"What we're looking at is providing training for administrators, for some of the first responders that would have to respond to an emergency, to include intruders on campuses. We have had that ongoing for a long time now, even since 9-11, but it's always good to go back and revisit some of those procedures."
Rendon says campus security is always their top priority, with or without federal grants. Generally, he says HISD will use the grant on a wide range of security related functions.
"Training, dissemination of information, reproduction of documents that include the emergency management plan. And also there's an allotment of money -- 56 thousand dollars -- toward the purchase of a command post vehicle used for improvement of communications with local law enforcement."
In fact, poor communication between police agencies was one of the glaring failures during the Hurricane Rita evacuation last year. Rendon says HISD will use some of the federal money to eliminate that problem once and for all.
"In the case of an emergency, time is of essence, so it's important that messages get put out, accurate information gets disseminated, and that we have a working flow of information, so this is going to help us tremendously. It's going to be a great improvement to what we already have."

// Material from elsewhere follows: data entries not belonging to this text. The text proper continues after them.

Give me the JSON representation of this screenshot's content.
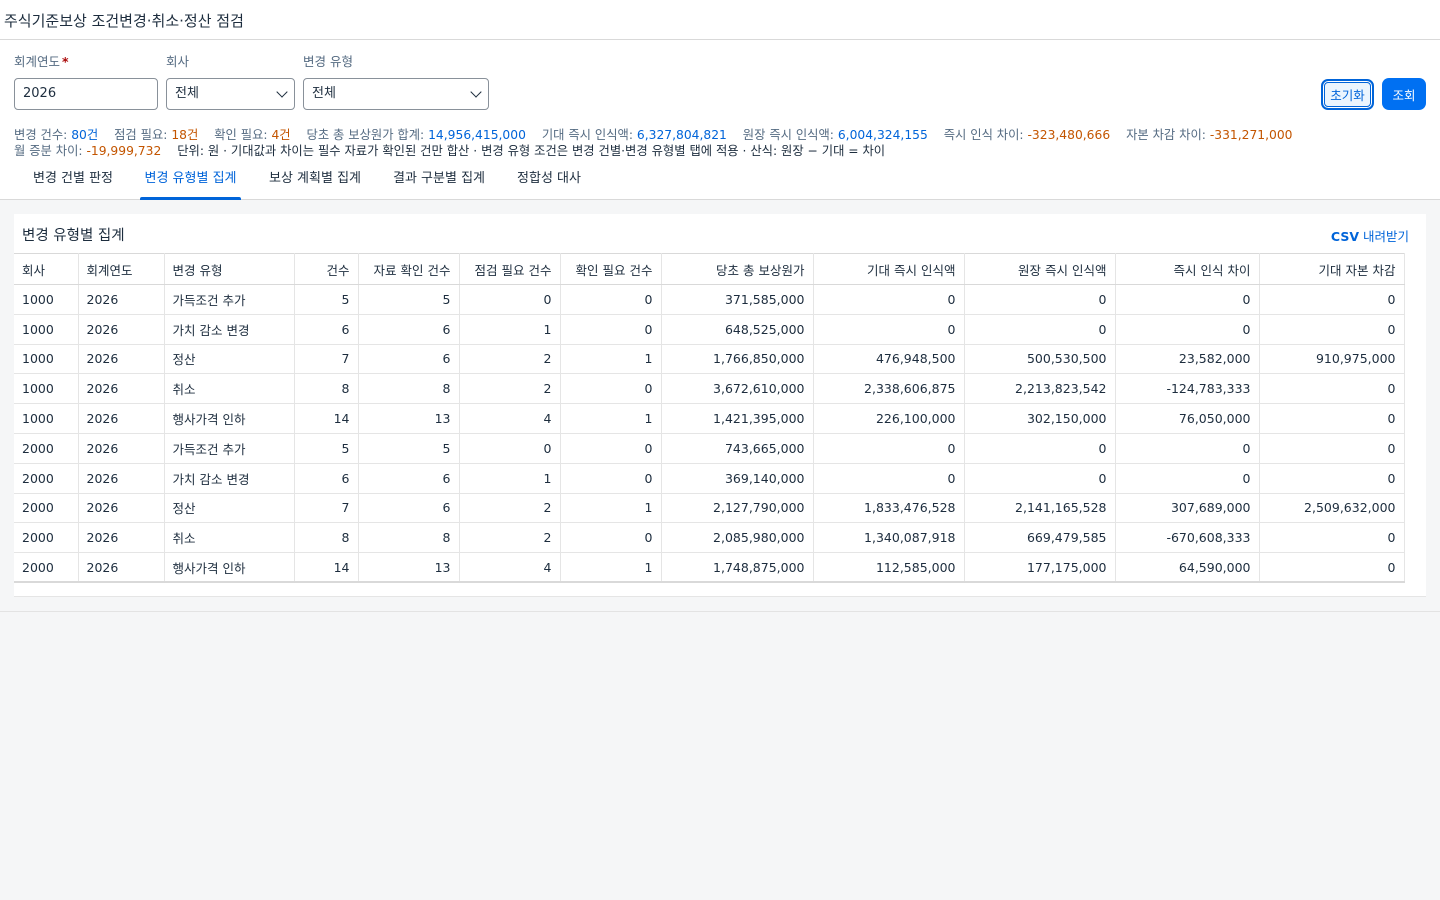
{
  "page": {
    "title": "주식기준보상 조건변경·취소·정산 점검"
  },
  "filters": {
    "year": {
      "label": "회계연도",
      "value": "2026"
    },
    "company": {
      "label": "회사",
      "value": "전체"
    },
    "change_type": {
      "label": "변경 유형",
      "value": "전체"
    },
    "reset_label": "초기화",
    "search_label": "조회"
  },
  "stats": {
    "change_count": {
      "label": "변경 건수: ",
      "value": "80건"
    },
    "review_needed": {
      "label": "점검 필요: ",
      "value": "18건"
    },
    "confirm_needed": {
      "label": "확인 필요: ",
      "value": "4건"
    },
    "original_cost": {
      "label": "당초 총 보상원가 합계: ",
      "value": "14,956,415,000"
    },
    "expected_immediate": {
      "label": "기대 즉시 인식액: ",
      "value": "6,327,804,821"
    },
    "ledger_immediate": {
      "label": "원장 즉시 인식액: ",
      "value": "6,004,324,155"
    },
    "immediate_diff": {
      "label": "즉시 인식 차이: ",
      "value": "-323,480,666"
    },
    "capital_diff": {
      "label": "자본 차감 차이: ",
      "value": "-331,271,000"
    },
    "monthly_diff": {
      "label": "월 증분 차이: ",
      "value": "-19,999,732"
    },
    "note": "단위: 원 · 기대값과 차이는 필수 자료가 확인된 건만 합산 · 변경 유형 조건은 변경 건별·변경 유형별 탭에 적용 · 산식: 원장 − 기대 = 차이"
  },
  "tabs": [
    {
      "label": "변경 건별 판정",
      "active": false
    },
    {
      "label": "변경 유형별 집계",
      "active": true
    },
    {
      "label": "보상 계획별 집계",
      "active": false
    },
    {
      "label": "결과 구분별 집계",
      "active": false
    },
    {
      "label": "정합성 대사",
      "active": false
    }
  ],
  "summary": {
    "title": "변경 유형별 집계",
    "csv_bold": "CSV",
    "csv_rest": " 내려받기",
    "columns": [
      "회사",
      "회계연도",
      "변경 유형",
      "건수",
      "자료 확인 건수",
      "점검 필요 건수",
      "확인 필요 건수",
      "당초 총 보상원가",
      "기대 즉시 인식액",
      "원장 즉시 인식액",
      "즉시 인식 차이",
      "기대 자본 차감"
    ],
    "rows": [
      [
        "1000",
        "2026",
        "가득조건 추가",
        "5",
        "5",
        "0",
        "0",
        "371,585,000",
        "0",
        "0",
        "0",
        "0"
      ],
      [
        "1000",
        "2026",
        "가치 감소 변경",
        "6",
        "6",
        "1",
        "0",
        "648,525,000",
        "0",
        "0",
        "0",
        "0"
      ],
      [
        "1000",
        "2026",
        "정산",
        "7",
        "6",
        "2",
        "1",
        "1,766,850,000",
        "476,948,500",
        "500,530,500",
        "23,582,000",
        "910,975,000"
      ],
      [
        "1000",
        "2026",
        "취소",
        "8",
        "8",
        "2",
        "0",
        "3,672,610,000",
        "2,338,606,875",
        "2,213,823,542",
        "-124,783,333",
        "0"
      ],
      [
        "1000",
        "2026",
        "행사가격 인하",
        "14",
        "13",
        "4",
        "1",
        "1,421,395,000",
        "226,100,000",
        "302,150,000",
        "76,050,000",
        "0"
      ],
      [
        "2000",
        "2026",
        "가득조건 추가",
        "5",
        "5",
        "0",
        "0",
        "743,665,000",
        "0",
        "0",
        "0",
        "0"
      ],
      [
        "2000",
        "2026",
        "가치 감소 변경",
        "6",
        "6",
        "1",
        "0",
        "369,140,000",
        "0",
        "0",
        "0",
        "0"
      ],
      [
        "2000",
        "2026",
        "정산",
        "7",
        "6",
        "2",
        "1",
        "2,127,790,000",
        "1,833,476,528",
        "2,141,165,528",
        "307,689,000",
        "2,509,632,000"
      ],
      [
        "2000",
        "2026",
        "취소",
        "8",
        "8",
        "2",
        "0",
        "2,085,980,000",
        "1,340,087,918",
        "669,479,585",
        "-670,608,333",
        "0"
      ],
      [
        "2000",
        "2026",
        "행사가격 인하",
        "14",
        "13",
        "4",
        "1",
        "1,748,875,000",
        "112,585,000",
        "177,175,000",
        "64,590,000",
        "0"
      ]
    ]
  }
}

HISD is one of 74 school districts around the country getting these grants under the federal government's emergency response and crisis management program. The HISD Board is expected to vote today to accept the grant. Jim Bell, Houston Public Radio News.